Compress "I've Just Seen a Face" and "It's the End of the World as We Know It" into two minutes and five seconds and here we are, listening to the latest fuzzy blast of power pop from the Dallas outfit named after the storied leader of the Kinks. This is as straightforward a rock song as can be imagined--a hurried tumble of words in the verse, a two-line, sing-along chorus repeating the title twice--yet it positively bristles with spirit and panache, proving yet again that the true power of music is suggested but never completely encompassed by its concrete components. Much like life itself, if I may broaden the metaphor. The Deathray Davies were born in the late '90s as the jokey stage name under which John Dufilho performed solo material that he couldn't use with Bedwetter, the band he was in at the time. He wrote, sang, and played everything himself on the first Deathray Davies CD in 1999. Dufilho is still the writer and singer but by the third CD in 2002, the Deathray Davies had morphed into an actual band. "Plan to Stay Awake" is from the The Kick and the Snare, released in May on Glurp Records. The MP3 is available via the Glurp site.

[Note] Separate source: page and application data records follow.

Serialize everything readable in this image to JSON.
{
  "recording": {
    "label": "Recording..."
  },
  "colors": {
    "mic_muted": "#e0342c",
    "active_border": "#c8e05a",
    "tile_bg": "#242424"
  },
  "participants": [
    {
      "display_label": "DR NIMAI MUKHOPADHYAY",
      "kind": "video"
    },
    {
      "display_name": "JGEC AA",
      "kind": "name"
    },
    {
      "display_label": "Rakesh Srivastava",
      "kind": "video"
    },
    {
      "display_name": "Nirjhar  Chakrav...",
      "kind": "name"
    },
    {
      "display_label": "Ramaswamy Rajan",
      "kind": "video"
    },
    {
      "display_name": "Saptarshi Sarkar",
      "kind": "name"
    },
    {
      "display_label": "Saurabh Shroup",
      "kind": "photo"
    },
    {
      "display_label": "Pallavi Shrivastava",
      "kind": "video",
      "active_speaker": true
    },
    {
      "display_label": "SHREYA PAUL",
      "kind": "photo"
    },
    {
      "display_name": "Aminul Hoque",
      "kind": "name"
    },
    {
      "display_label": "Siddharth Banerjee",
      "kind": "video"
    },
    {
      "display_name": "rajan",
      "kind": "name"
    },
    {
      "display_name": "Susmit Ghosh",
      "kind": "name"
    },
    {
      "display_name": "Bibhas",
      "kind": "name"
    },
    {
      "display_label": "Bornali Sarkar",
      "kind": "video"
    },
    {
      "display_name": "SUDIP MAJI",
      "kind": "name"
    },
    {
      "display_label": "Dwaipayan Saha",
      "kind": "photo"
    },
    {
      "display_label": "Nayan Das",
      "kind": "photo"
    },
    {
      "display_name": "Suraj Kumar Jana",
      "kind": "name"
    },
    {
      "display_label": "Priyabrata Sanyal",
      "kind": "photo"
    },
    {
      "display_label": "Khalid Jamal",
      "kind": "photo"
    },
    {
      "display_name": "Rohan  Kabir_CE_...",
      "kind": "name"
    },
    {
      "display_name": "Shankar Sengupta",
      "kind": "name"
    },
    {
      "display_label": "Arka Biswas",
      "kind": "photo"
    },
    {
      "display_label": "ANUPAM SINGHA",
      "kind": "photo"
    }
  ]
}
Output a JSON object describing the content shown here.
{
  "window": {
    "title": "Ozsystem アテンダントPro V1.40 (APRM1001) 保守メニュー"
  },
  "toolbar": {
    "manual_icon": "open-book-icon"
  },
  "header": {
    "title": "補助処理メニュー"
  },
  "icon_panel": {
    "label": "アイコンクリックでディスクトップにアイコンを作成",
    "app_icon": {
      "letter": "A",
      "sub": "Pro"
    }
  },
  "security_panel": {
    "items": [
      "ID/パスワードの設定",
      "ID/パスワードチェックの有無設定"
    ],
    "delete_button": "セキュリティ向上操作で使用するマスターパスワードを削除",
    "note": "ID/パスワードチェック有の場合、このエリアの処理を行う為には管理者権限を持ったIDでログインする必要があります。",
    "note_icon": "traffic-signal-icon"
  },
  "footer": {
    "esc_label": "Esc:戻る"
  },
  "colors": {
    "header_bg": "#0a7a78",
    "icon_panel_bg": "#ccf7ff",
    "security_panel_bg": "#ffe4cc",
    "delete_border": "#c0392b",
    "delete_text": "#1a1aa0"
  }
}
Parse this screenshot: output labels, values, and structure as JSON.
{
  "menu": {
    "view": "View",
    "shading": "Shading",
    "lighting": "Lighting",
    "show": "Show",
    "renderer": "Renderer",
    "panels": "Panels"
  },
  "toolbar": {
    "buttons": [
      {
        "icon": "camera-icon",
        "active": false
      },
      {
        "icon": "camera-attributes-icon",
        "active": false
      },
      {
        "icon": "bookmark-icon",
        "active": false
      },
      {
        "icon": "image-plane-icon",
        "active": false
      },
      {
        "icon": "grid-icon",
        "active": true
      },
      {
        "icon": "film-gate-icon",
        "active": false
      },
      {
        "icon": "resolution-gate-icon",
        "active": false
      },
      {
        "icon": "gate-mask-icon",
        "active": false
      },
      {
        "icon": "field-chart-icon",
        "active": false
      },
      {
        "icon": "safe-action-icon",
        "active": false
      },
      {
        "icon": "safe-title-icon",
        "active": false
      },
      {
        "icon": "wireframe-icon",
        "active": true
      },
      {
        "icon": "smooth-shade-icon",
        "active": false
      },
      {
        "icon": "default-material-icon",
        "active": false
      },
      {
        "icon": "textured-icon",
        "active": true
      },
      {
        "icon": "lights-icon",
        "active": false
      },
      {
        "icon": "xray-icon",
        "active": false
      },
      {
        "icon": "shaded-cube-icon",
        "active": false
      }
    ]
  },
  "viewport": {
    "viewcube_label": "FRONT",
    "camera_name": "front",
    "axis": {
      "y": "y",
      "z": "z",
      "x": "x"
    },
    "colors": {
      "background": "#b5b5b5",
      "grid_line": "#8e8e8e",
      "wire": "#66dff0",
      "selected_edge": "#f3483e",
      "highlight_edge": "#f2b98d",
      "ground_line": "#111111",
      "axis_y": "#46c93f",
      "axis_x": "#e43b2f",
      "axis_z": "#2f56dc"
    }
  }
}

"Rotten Love" - Levy
A languid sort of majesty propels this oddly affecting song. Everything seems encased in an echoey, mournful blanket, from singer/guitarist James Levy's forlorn voice to the soft, chiming synthesizer lines and, even, the ringing wall of guitar that never quite blazes through to the forefront. Nothing, in fact, seems quite to burst through, even as the song moves at a steady clip; when all is said and done, lyrics about smelling the rotten love are perhaps best heard cushioned by the aforementioned mournful blanket. Levy is a NYC-based quartet that's been gathering an enthusiastic following since its founding in 2003; for the record, the band is intent on using all upper-case letters for its name but as luck would have it Fingertips usage policy (see web page yet to be written) forbids such silliness. "Rotten Love" was the title track on the band's self-released debut in 2004 and will again be when Rotten Love is released in somewhat different form later this summer by the U.K. label One Little Indian. The MP3 is available via the band's site.